**ACTIVITY:** What is the number of lines in the data that hold the string "username"? Reply with that number only.

**DATA TO EXAMINE:**
= = =

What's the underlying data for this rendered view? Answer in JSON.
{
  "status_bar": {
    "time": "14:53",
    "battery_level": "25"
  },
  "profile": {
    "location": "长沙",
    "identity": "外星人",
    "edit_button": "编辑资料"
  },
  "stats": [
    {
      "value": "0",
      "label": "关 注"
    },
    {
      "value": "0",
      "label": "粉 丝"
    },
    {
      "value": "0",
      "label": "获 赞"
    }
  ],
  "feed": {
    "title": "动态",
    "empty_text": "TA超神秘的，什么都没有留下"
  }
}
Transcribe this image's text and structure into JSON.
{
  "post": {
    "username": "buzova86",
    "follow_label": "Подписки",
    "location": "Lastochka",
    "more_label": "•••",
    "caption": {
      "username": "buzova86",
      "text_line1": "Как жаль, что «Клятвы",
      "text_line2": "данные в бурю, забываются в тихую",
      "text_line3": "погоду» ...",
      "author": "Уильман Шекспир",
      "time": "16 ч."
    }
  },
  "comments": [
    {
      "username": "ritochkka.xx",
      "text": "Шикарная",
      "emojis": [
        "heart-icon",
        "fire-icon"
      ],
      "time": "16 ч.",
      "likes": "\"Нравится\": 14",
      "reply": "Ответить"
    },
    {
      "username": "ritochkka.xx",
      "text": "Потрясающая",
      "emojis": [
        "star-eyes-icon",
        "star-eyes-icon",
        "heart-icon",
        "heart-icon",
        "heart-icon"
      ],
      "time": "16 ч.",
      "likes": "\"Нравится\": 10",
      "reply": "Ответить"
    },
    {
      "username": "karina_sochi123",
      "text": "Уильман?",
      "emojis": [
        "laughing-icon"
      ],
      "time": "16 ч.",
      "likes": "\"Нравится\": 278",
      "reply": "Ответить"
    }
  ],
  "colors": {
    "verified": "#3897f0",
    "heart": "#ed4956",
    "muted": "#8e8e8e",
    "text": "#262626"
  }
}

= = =

**EXERCISE OUTPUT:** 5